- TASK INSTRUCTIONS: Filter the records below down to lines containing "archivio".

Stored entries
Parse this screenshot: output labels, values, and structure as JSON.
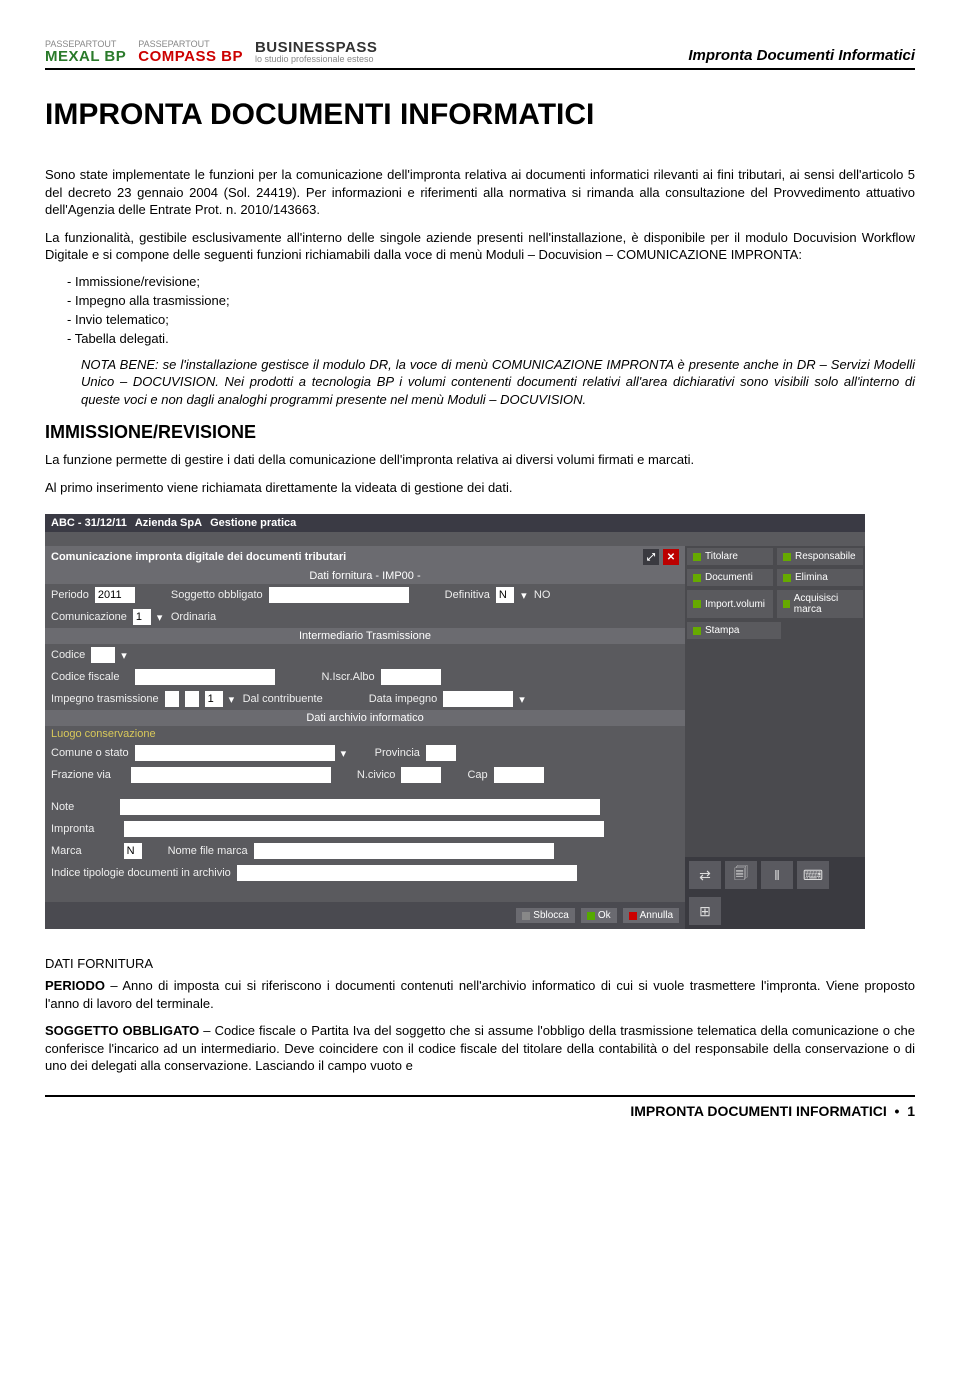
{
  "header": {
    "logos": {
      "mexal": {
        "small": "PASSEPARTOUT",
        "big": "MEXAL BP"
      },
      "compass": {
        "small": "PASSEPARTOUT",
        "big": "COMPASS BP"
      },
      "bpass": {
        "big": "BUSINESSPASS",
        "sub": "lo studio professionale esteso"
      }
    },
    "title": "Impronta Documenti Informatici"
  },
  "title_main": "IMPRONTA DOCUMENTI INFORMATICI",
  "para1": "Sono state implementate le funzioni per la comunicazione dell'impronta relativa ai documenti informatici rilevanti ai fini tributari, ai sensi dell'articolo 5 del decreto 23 gennaio 2004 (Sol. 24419). Per informazioni e riferimenti alla normativa si rimanda alla consultazione del Provvedimento attuativo dell'Agenzia delle Entrate Prot. n. 2010/143663.",
  "para2": "La funzionalità, gestibile esclusivamente all'interno delle singole aziende presenti nell'installazione, è disponibile per il modulo Docuvision Workflow Digitale e si compone delle seguenti funzioni richiamabili dalla voce di menù Moduli – Docuvision – COMUNICAZIONE IMPRONTA:",
  "list": [
    "Immissione/revisione;",
    "Impegno alla trasmissione;",
    "Invio telematico;",
    "Tabella delegati."
  ],
  "note": "NOTA BENE: se l'installazione gestisce il modulo DR, la voce di menù COMUNICAZIONE IMPRONTA è presente anche in DR – Servizi Modelli Unico – DOCUVISION. Nei prodotti a tecnologia BP i volumi contenenti documenti relativi all'area dichiarativi sono visibili solo all'interno di queste voci e non dagli analoghi programmi presente nel menù Moduli – DOCUVISION.",
  "section_heading": "IMMISSIONE/REVISIONE",
  "para3": "La funzione permette di gestire i dati della comunicazione dell'impronta relativa ai diversi volumi firmati e marcati.",
  "para4": "Al primo inserimento viene richiamata direttamente la videata di gestione dei dati.",
  "app": {
    "titlebar": {
      "a": "ABC - 31/12/11",
      "b": "Azienda SpA",
      "c": "Gestione pratica"
    },
    "panel_title": "Comunicazione impronta digitale dei documenti tributari",
    "sec_fornitura": "Dati fornitura  - IMP00 -",
    "lbl_periodo": "Periodo",
    "val_periodo": "2011",
    "lbl_soggetto": "Soggetto obbligato",
    "lbl_definitiva": "Definitiva",
    "val_definitiva_code": "N",
    "val_definitiva": "NO",
    "lbl_comunicazione": "Comunicazione",
    "val_comunicazione_code": "1",
    "val_comunicazione": "Ordinaria",
    "sec_intermediario": "Intermediario Trasmissione",
    "lbl_codice": "Codice",
    "lbl_codfisc": "Codice fiscale",
    "lbl_niscr": "N.Iscr.Albo",
    "lbl_impegno": "Impegno trasmissione",
    "val_impegno_code": "1",
    "val_impegno": "Dal contribuente",
    "lbl_dataimpegno": "Data impegno",
    "sec_archivio": "Dati archivio informatico",
    "lbl_luogo": "Luogo conservazione",
    "lbl_comune": "Comune o stato",
    "lbl_provincia": "Provincia",
    "lbl_frazione": "Frazione via",
    "lbl_ncivico": "N.civico",
    "lbl_cap": "Cap",
    "lbl_note": "Note",
    "lbl_impronta": "Impronta",
    "lbl_marca": "Marca",
    "val_marca": "N",
    "lbl_nomefile": "Nome file marca",
    "lbl_indice": "Indice tipologie documenti in archivio",
    "btn_sblocca": "Sblocca",
    "btn_ok": "Ok",
    "btn_annulla": "Annulla",
    "sidebar": {
      "titolare": "Titolare",
      "responsabile": "Responsabile",
      "documenti": "Documenti",
      "elimina": "Elimina",
      "importvolumi": "Import.volumi",
      "acquisisci": "Acquisisci marca",
      "stampa": "Stampa"
    }
  },
  "dati_fornitura_heading": "DATI FORNITURA",
  "periodo_para": "PERIODO – Anno di imposta cui si riferiscono i documenti contenuti nell'archivio informatico di cui si vuole trasmettere l'impronta. Viene proposto l'anno di lavoro del terminale.",
  "soggetto_para": "SOGGETTO OBBLIGATO – Codice fiscale o Partita Iva del soggetto che si assume l'obbligo della trasmissione telematica della comunicazione o che conferisce l'incarico ad un intermediario. Deve coincidere con il codice fiscale del titolare della contabilità o del responsabile della conservazione o di uno dei delegati alla conservazione. Lasciando il campo vuoto e",
  "footer": {
    "text": "IMPRONTA DOCUMENTI INFORMATICI",
    "page": "1"
  }
}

- RESULT OF THE TASK:
    "sec_archivio": "Dati archivio informatico",
    "lbl_indice": "Indice tipologie documenti in archivio",
  "periodo_para": "PERIODO – Anno di imposta cui si riferiscono i documenti contenuti nell'archivio informatico di cui si vuole trasmettere l'impronta. Viene proposto l'anno di lavoro del terminale.",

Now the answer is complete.